Not everyone in Western New York in the late 1800s was a fan of the drink. Fredonia’s Women’s Temperance Union took a stand against alcohol in December 1873, successfully closing many drinking establishments and laying the roots for the national W.C.T.U..
Originating with the Graduates Association of Buffalo Seminary, this exclusive women’s club continues to promote education and the arts in this, its third century. Michelle Kratts documents several of the notable figures who laid the foundations for this social and cultural institution.
In 1850, a group of Buffalo’s leading citizens gathered to discuss the educational opportunities for their daughters. Over 150 years later, Buffalo Seminary remains one of the nation’s outstanding academic institutions for young women.
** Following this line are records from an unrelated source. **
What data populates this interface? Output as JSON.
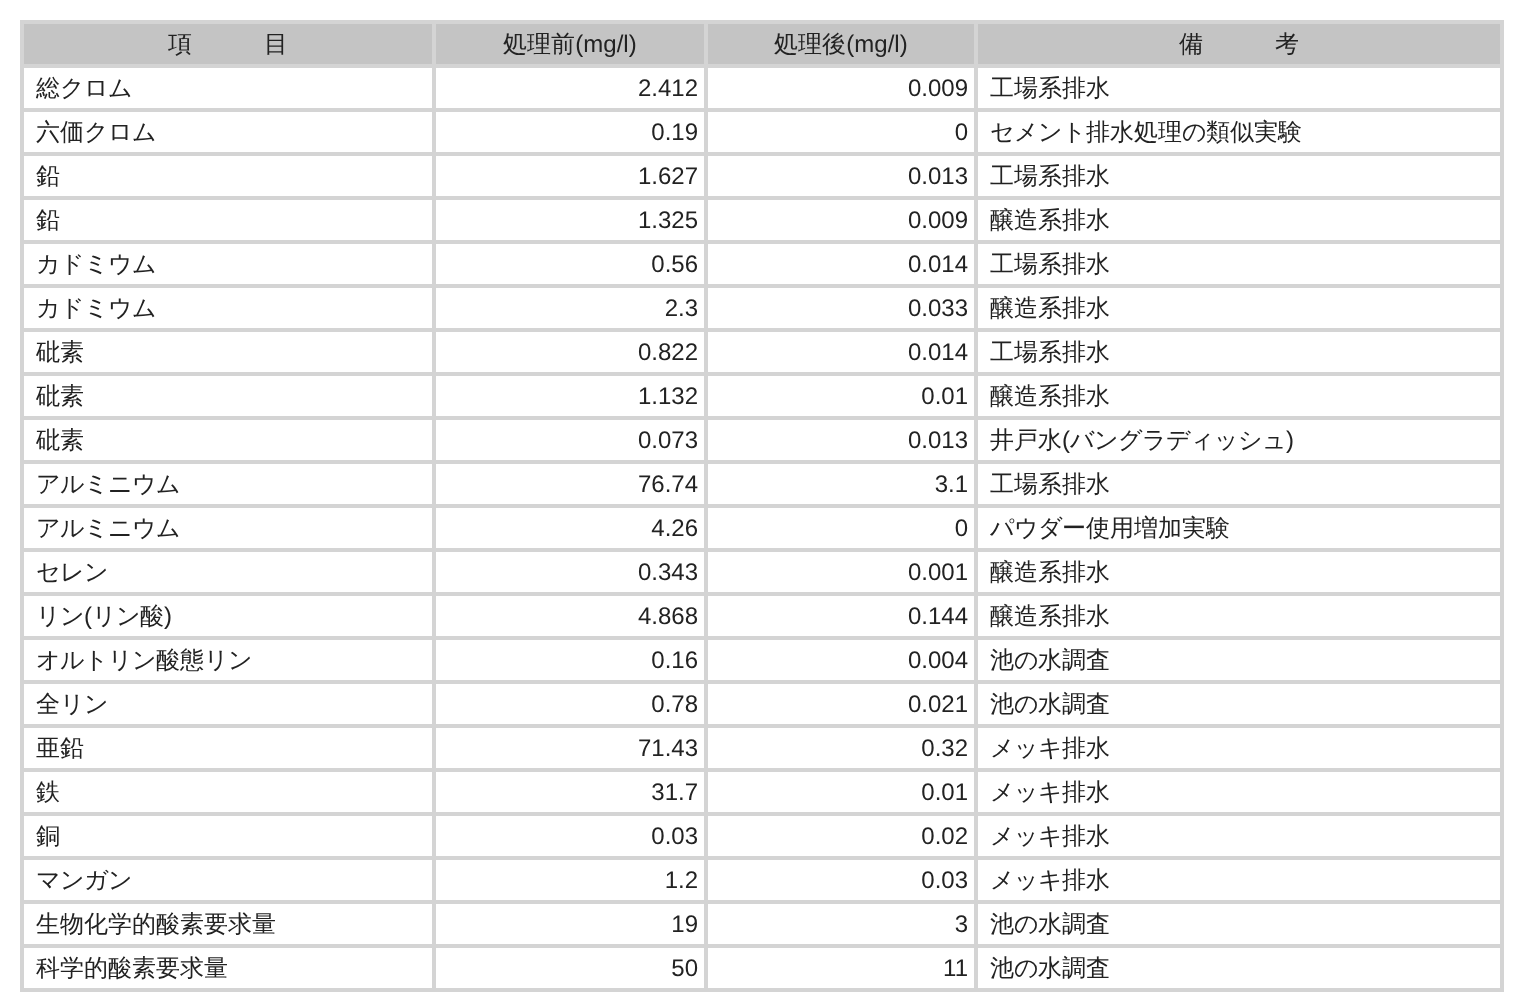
{
  "table": {
    "columns": [
      "項　　　目",
      "処理前(mg/l)",
      "処理後(mg/l)",
      "備　　　考"
    ],
    "rows": [
      [
        "総クロム",
        "2.412",
        "0.009",
        "工場系排水"
      ],
      [
        "六価クロム",
        "0.19",
        "0",
        "セメント排水処理の類似実験"
      ],
      [
        "鉛",
        "1.627",
        "0.013",
        "工場系排水"
      ],
      [
        "鉛",
        "1.325",
        "0.009",
        "醸造系排水"
      ],
      [
        "カドミウム",
        "0.56",
        "0.014",
        "工場系排水"
      ],
      [
        "カドミウム",
        "2.3",
        "0.033",
        "醸造系排水"
      ],
      [
        "砒素",
        "0.822",
        "0.014",
        "工場系排水"
      ],
      [
        "砒素",
        "1.132",
        "0.01",
        "醸造系排水"
      ],
      [
        "砒素",
        "0.073",
        "0.013",
        "井戸水(バングラディッシュ)"
      ],
      [
        "アルミニウム",
        "76.74",
        "3.1",
        "工場系排水"
      ],
      [
        "アルミニウム",
        "4.26",
        "0",
        "パウダー使用増加実験"
      ],
      [
        "セレン",
        "0.343",
        "0.001",
        "醸造系排水"
      ],
      [
        "リン(リン酸)",
        "4.868",
        "0.144",
        "醸造系排水"
      ],
      [
        "オルトリン酸態リン",
        "0.16",
        "0.004",
        "池の水調査"
      ],
      [
        "全リン",
        "0.78",
        "0.021",
        "池の水調査"
      ],
      [
        "亜鉛",
        "71.43",
        "0.32",
        "メッキ排水"
      ],
      [
        "鉄",
        "31.7",
        "0.01",
        "メッキ排水"
      ],
      [
        "銅",
        "0.03",
        "0.02",
        "メッキ排水"
      ],
      [
        "マンガン",
        "1.2",
        "0.03",
        "メッキ排水"
      ],
      [
        "生物化学的酸素要求量",
        "19",
        "3",
        "池の水調査"
      ],
      [
        "科学的酸素要求量",
        "50",
        "11",
        "池の水調査"
      ]
    ]
  }
}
In the late 1800s, crusaders in Chautauqua County led a movement by launching the state’s first county suffrage association, influencing public sentiment and hosting several highly attended pro-suffrage events.
A noted landscape painter in her own right, Buffalo schoolteacher, Clara Langenbach taught her students to create, appreciate and judge artwork, alongside lessons about honesty, respect and character.
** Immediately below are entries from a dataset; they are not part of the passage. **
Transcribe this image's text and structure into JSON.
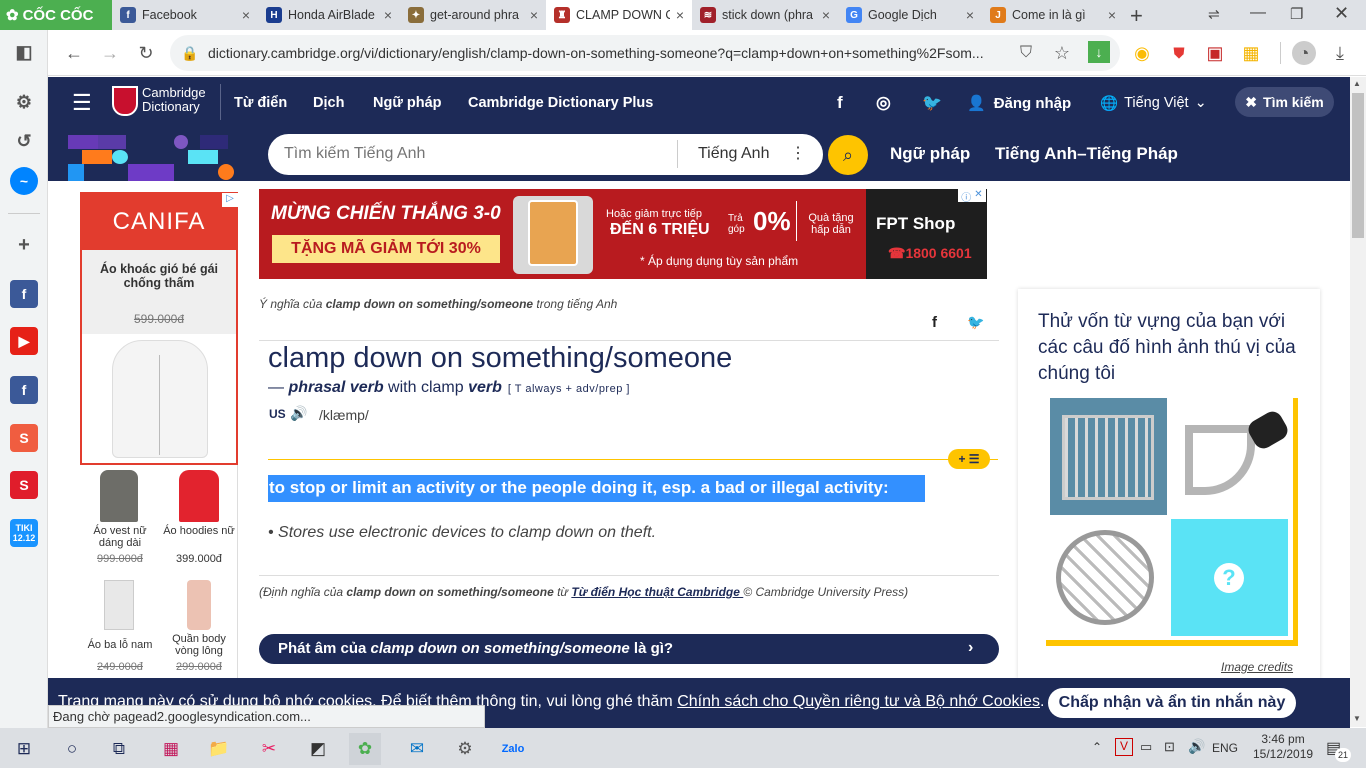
{
  "browser": {
    "brand": "CỐC CỐC",
    "tabs": [
      {
        "title": "Facebook",
        "icon": "facebook-icon"
      },
      {
        "title": "Honda AirBlade",
        "icon": "honda-icon"
      },
      {
        "title": "get-around phra",
        "icon": "puzzle-icon"
      },
      {
        "title": "CLAMP DOWN O",
        "icon": "cambridge-icon"
      },
      {
        "title": "stick down (phra",
        "icon": "book-icon"
      },
      {
        "title": "Google Dịch",
        "icon": "translate-icon"
      },
      {
        "title": "Come in là gì",
        "icon": "j-icon"
      }
    ],
    "tab_close": "×",
    "new_tab": "+",
    "url": "dictionary.cambridge.org/vi/dictionary/english/clamp-down-on-something-someone?q=clamp+down+on+something%2Fsom..."
  },
  "site": {
    "logo_line1": "Cambridge",
    "logo_line2": "Dictionary",
    "nav": [
      "Từ điển",
      "Dịch",
      "Ngữ pháp",
      "Cambridge Dictionary Plus"
    ],
    "login": "Đăng nhập",
    "language": "Tiếng Việt",
    "search_button": "Tìm kiếm",
    "search_placeholder": "Tìm kiếm Tiếng Anh",
    "search_lang": "Tiếng Anh",
    "sub_nav": [
      "Ngữ pháp",
      "Tiếng Anh–Tiếng Pháp"
    ]
  },
  "ad_left": {
    "brand": "CANIFA",
    "product": "Áo khoác gió bé gái chống thấm",
    "price": "599.000đ",
    "items": [
      {
        "name": "Áo vest nữ dáng dài",
        "price": "999.000đ",
        "strike": true
      },
      {
        "name": "Áo hoodies nữ",
        "price": "399.000đ",
        "strike": false
      },
      {
        "name": "Áo ba lỗ nam",
        "price": "249.000đ",
        "strike": true
      },
      {
        "name": "Quần body vòng lông",
        "price": "299.000đ",
        "strike": true
      }
    ]
  },
  "ad_banner": {
    "headline": "MỪNG CHIẾN THẮNG 3-0",
    "coupon": "TẶNG MÃ GIẢM TỚI 30%",
    "offer_small": "Hoặc giảm trực tiếp",
    "offer_big": "ĐẾN 6 TRIỆU",
    "installment_label": "Trả góp",
    "installment_value": "0%",
    "gift": "Quà tặng hấp dẫn",
    "note": "* Áp dụng dụng tùy sản phẩm",
    "shop": "FPT Shop",
    "phone": "1800 6601"
  },
  "entry": {
    "meaning_prefix": "Ý nghĩa của ",
    "meaning_term": "clamp down on something/someone",
    "meaning_suffix": " trong tiếng Anh",
    "headword": "clamp down on something/someone",
    "dash": "— ",
    "pos": "phrasal verb",
    "with": " with clamp ",
    "pos2": "verb",
    "grammar": "[ T always + adv/prep ]",
    "region": "US",
    "ipa": "/klæmp/",
    "definition": "to stop or limit an activity or the people doing it, esp. a bad or illegal activity:",
    "example": "Stores use electronic devices to clamp down on theft.",
    "source_prefix": "(Định nghĩa của ",
    "source_term": "clamp down on something/someone",
    "source_mid": " từ ",
    "source_link": "Từ điển Học thuật Cambridge ",
    "source_suffix": " © Cambridge University Press)",
    "pron_prefix": "Phát âm của ",
    "pron_term": "clamp down on something/someone",
    "pron_suffix": " là gì?",
    "add_list": "+ ☰"
  },
  "quiz": {
    "title": "Thử vốn từ vựng của bạn với các câu đố hình ảnh thú vị của chúng tôi",
    "credits": "Image credits",
    "question_mark": "?"
  },
  "cookie": {
    "text": "Trang mạng này có sử dụng bộ nhớ cookies. Để biết thêm thông tin, vui lòng ghé thăm ",
    "link": "Chính sách cho Quyền riêng tư và Bộ nhớ Cookies",
    "end": ".",
    "accept": "Chấp nhận và ẩn tin nhắn này"
  },
  "status": "Đang chờ pagead2.googlesyndication.com...",
  "taskbar": {
    "lang": "ENG",
    "time": "3:46 pm",
    "date": "15/12/2019",
    "notifications": "21"
  }
}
The only woman Glenn Curtiss ever taught to fly achieved a host of aviation firsts, but her eventful life included plenty of adventures on the ground as well.
Beloved local artist Catherine Burchfield Parker, who passed away this past November, touched many lives through her vibrant watercolors, caring personality and artistic collaborations.
In 1924, the Buffalo Courier ran a summer beach photo contest. Time for some fun in the sun!